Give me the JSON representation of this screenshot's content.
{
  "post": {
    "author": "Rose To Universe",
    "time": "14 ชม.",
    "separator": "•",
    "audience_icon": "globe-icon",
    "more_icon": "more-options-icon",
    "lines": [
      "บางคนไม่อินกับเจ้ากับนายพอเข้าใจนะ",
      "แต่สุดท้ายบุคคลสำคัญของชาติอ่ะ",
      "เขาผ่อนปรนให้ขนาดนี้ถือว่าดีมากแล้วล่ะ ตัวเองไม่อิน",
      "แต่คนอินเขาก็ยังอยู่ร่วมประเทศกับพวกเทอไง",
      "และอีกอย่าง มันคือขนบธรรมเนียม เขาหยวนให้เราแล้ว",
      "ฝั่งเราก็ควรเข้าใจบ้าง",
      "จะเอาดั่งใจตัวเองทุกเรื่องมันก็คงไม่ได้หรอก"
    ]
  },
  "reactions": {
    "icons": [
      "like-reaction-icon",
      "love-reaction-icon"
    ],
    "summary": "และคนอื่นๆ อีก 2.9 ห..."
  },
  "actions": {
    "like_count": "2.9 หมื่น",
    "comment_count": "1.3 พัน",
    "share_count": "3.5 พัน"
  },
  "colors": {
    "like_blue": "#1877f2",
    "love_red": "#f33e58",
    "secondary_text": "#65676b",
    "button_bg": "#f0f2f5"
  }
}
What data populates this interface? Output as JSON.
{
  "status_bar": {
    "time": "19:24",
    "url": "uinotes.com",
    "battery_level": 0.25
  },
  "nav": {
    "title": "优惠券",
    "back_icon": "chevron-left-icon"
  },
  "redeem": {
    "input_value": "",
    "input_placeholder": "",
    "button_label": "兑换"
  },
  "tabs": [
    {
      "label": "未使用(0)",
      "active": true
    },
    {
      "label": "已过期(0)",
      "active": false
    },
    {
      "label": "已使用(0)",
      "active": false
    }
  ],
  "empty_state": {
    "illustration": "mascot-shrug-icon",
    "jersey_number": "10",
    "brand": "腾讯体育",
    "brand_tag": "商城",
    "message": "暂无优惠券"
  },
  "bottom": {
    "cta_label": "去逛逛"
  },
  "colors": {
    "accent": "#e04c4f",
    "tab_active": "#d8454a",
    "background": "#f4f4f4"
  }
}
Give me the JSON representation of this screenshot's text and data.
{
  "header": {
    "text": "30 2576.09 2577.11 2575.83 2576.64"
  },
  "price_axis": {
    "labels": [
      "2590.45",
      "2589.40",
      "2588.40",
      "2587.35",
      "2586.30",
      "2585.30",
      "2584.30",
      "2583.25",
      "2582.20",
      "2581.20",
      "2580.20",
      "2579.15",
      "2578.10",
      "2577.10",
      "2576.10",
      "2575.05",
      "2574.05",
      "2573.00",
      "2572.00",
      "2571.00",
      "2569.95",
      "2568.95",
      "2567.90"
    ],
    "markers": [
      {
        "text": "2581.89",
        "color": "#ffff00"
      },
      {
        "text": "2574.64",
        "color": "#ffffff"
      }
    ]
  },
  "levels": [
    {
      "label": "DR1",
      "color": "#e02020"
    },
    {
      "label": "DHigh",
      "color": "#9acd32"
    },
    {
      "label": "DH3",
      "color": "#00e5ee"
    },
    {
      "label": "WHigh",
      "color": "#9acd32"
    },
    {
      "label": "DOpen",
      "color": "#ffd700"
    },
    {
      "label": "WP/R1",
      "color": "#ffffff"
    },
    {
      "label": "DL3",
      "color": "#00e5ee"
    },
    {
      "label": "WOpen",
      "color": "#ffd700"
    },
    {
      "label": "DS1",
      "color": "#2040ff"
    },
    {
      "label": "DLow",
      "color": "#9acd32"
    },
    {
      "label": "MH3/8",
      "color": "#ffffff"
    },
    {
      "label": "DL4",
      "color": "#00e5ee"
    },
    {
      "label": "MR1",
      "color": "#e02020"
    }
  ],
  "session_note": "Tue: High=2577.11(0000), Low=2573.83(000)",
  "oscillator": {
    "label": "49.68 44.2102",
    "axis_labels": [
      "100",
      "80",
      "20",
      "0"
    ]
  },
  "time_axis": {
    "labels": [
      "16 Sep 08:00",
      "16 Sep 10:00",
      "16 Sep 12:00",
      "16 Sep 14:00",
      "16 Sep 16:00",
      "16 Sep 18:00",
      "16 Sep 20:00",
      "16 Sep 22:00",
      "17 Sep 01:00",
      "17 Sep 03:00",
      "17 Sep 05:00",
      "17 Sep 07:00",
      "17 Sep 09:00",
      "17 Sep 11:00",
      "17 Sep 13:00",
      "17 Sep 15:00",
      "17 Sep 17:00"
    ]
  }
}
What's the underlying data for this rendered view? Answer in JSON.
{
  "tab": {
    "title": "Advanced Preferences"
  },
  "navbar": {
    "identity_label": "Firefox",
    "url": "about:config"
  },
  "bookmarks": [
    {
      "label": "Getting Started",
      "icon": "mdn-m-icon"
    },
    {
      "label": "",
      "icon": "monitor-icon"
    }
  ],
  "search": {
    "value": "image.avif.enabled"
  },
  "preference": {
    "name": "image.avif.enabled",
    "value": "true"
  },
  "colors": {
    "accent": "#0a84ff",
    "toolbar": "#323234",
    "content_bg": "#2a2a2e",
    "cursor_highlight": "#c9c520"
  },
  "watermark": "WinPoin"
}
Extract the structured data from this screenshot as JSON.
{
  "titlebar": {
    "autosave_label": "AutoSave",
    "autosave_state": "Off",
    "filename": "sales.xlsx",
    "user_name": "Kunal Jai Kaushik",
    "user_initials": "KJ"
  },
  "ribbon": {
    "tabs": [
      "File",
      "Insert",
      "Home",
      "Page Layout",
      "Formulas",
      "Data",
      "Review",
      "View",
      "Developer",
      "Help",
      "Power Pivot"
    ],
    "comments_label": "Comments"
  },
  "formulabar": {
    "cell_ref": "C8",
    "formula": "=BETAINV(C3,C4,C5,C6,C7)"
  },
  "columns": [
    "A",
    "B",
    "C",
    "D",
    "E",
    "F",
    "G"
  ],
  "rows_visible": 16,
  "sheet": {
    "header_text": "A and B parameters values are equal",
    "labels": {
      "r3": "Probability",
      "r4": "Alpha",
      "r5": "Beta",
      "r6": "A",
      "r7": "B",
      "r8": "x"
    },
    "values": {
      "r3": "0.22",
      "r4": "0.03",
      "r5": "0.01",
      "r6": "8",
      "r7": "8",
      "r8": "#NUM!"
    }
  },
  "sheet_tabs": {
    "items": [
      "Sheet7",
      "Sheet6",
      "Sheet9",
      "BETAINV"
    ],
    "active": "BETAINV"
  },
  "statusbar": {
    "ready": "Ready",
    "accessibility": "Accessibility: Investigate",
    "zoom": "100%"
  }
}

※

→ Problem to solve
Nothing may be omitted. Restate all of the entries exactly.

→ Task output
Give me the JSON representation of this screenshot's content.
{
  "post": {
    "author": "Rose To Universe",
    "time": "14 ชม.",
    "separator": "•",
    "audience_icon": "globe-icon",
    "more_icon": "more-options-icon",
    "lines": [
      "บางคนไม่อินกับเจ้ากับนายพอเข้าใจนะ",
      "แต่สุดท้ายบุคคลสำคัญของชาติอ่ะ",
      "เขาผ่อนปรนให้ขนาดนี้ถือว่าดีมากแล้วล่ะ ตัวเองไม่อิน",
      "แต่คนอินเขาก็ยังอยู่ร่วมประเทศกับพวกเทอไง",
      "และอีกอย่าง มันคือขนบธรรมเนียม เขาหยวนให้เราแล้ว",
      "ฝั่งเราก็ควรเข้าใจบ้าง",
      "จะเอาดั่งใจตัวเองทุกเรื่องมันก็คงไม่ได้หรอก"
    ]
  },
  "reactions": {
    "icons": [
      "like-reaction-icon",
      "love-reaction-icon"
    ],
    "summary": "และคนอื่นๆ อีก 2.9 ห..."
  },
  "actions": {
    "like_count": "2.9 หมื่น",
    "comment_count": "1.3 พัน",
    "share_count": "3.5 พัน"
  },
  "colors": {
    "like_blue": "#1877f2",
    "love_red": "#f33e58",
    "secondary_text": "#65676b",
    "button_bg": "#f0f2f5"
  }
}
What data populates this interface? Output as JSON.
{
  "status_bar": {
    "time": "19:24",
    "url": "uinotes.com",
    "battery_level": 0.25
  },
  "nav": {
    "title": "优惠券",
    "back_icon": "chevron-left-icon"
  },
  "redeem": {
    "input_value": "",
    "input_placeholder": "",
    "button_label": "兑换"
  },
  "tabs": [
    {
      "label": "未使用(0)",
      "active": true
    },
    {
      "label": "已过期(0)",
      "active": false
    },
    {
      "label": "已使用(0)",
      "active": false
    }
  ],
  "empty_state": {
    "illustration": "mascot-shrug-icon",
    "jersey_number": "10",
    "brand": "腾讯体育",
    "brand_tag": "商城",
    "message": "暂无优惠券"
  },
  "bottom": {
    "cta_label": "去逛逛"
  },
  "colors": {
    "accent": "#e04c4f",
    "tab_active": "#d8454a",
    "background": "#f4f4f4"
  }
}
Give me the JSON representation of this screenshot's text and data.
{
  "header": {
    "text": "30 2576.09 2577.11 2575.83 2576.64"
  },
  "price_axis": {
    "labels": [
      "2590.45",
      "2589.40",
      "2588.40",
      "2587.35",
      "2586.30",
      "2585.30",
      "2584.30",
      "2583.25",
      "2582.20",
      "2581.20",
      "2580.20",
      "2579.15",
      "2578.10",
      "2577.10",
      "2576.10",
      "2575.05",
      "2574.05",
      "2573.00",
      "2572.00",
      "2571.00",
      "2569.95",
      "2568.95",
      "2567.90"
    ],
    "markers": [
      {
        "text": "2581.89",
        "color": "#ffff00"
      },
      {
        "text": "2574.64",
        "color": "#ffffff"
      }
    ]
  },
  "levels": [
    {
      "label": "DR1",
      "color": "#e02020"
    },
    {
      "label": "DHigh",
      "color": "#9acd32"
    },
    {
      "label": "DH3",
      "color": "#00e5ee"
    },
    {
      "label": "WHigh",
      "color": "#9acd32"
    },
    {
      "label": "DOpen",
      "color": "#ffd700"
    },
    {
      "label": "WP/R1",
      "color": "#ffffff"
    },
    {
      "label": "DL3",
      "color": "#00e5ee"
    },
    {
      "label": "WOpen",
      "color": "#ffd700"
    },
    {
      "label": "DS1",
      "color": "#2040ff"
    },
    {
      "label": "DLow",
      "color": "#9acd32"
    },
    {
      "label": "MH3/8",
      "color": "#ffffff"
    },
    {
      "label": "DL4",
      "color": "#00e5ee"
    },
    {
      "label": "MR1",
      "color": "#e02020"
    }
  ],
  "session_note": "Tue: High=2577.11(0000), Low=2573.83(000)",
  "oscillator": {
    "label": "49.68 44.2102",
    "axis_labels": [
      "100",
      "80",
      "20",
      "0"
    ]
  },
  "time_axis": {
    "labels": [
      "16 Sep 08:00",
      "16 Sep 10:00",
      "16 Sep 12:00",
      "16 Sep 14:00",
      "16 Sep 16:00",
      "16 Sep 18:00",
      "16 Sep 20:00",
      "16 Sep 22:00",
      "17 Sep 01:00",
      "17 Sep 03:00",
      "17 Sep 05:00",
      "17 Sep 07:00",
      "17 Sep 09:00",
      "17 Sep 11:00",
      "17 Sep 13:00",
      "17 Sep 15:00",
      "17 Sep 17:00"
    ]
  }
}
What's the underlying data for this rendered view? Answer in JSON.
{
  "tab": {
    "title": "Advanced Preferences"
  },
  "navbar": {
    "identity_label": "Firefox",
    "url": "about:config"
  },
  "bookmarks": [
    {
      "label": "Getting Started",
      "icon": "mdn-m-icon"
    },
    {
      "label": "",
      "icon": "monitor-icon"
    }
  ],
  "search": {
    "value": "image.avif.enabled"
  },
  "preference": {
    "name": "image.avif.enabled",
    "value": "true"
  },
  "colors": {
    "accent": "#0a84ff",
    "toolbar": "#323234",
    "content_bg": "#2a2a2e",
    "cursor_highlight": "#c9c520"
  },
  "watermark": "WinPoin"
}
Extract the structured data from this screenshot as JSON.
{
  "titlebar": {
    "autosave_label": "AutoSave",
    "autosave_state": "Off",
    "filename": "sales.xlsx",
    "user_name": "Kunal Jai Kaushik",
    "user_initials": "KJ"
  },
  "ribbon": {
    "tabs": [
      "File",
      "Insert",
      "Home",
      "Page Layout",
      "Formulas",
      "Data",
      "Review",
      "View",
      "Developer",
      "Help",
      "Power Pivot"
    ],
    "comments_label": "Comments"
  },
  "formulabar": {
    "cell_ref": "C8",
    "formula": "=BETAINV(C3,C4,C5,C6,C7)"
  },
  "columns": [
    "A",
    "B",
    "C",
    "D",
    "E",
    "F",
    "G"
  ],
  "rows_visible": 16,
  "sheet": {
    "header_text": "A and B parameters values are equal",
    "labels": {
      "r3": "Probability",
      "r4": "Alpha",
      "r5": "Beta",
      "r6": "A",
      "r7": "B",
      "r8": "x"
    },
    "values": {
      "r3": "0.22",
      "r4": "0.03",
      "r5": "0.01",
      "r6": "8",
      "r7": "8",
      "r8": "#NUM!"
    }
  },
  "sheet_tabs": {
    "items": [
      "Sheet7",
      "Sheet6",
      "Sheet9",
      "BETAINV"
    ],
    "active": "BETAINV"
  },
  "statusbar": {
    "ready": "Ready",
    "accessibility": "Accessibility: Investigate",
    "zoom": "100%"
  }
}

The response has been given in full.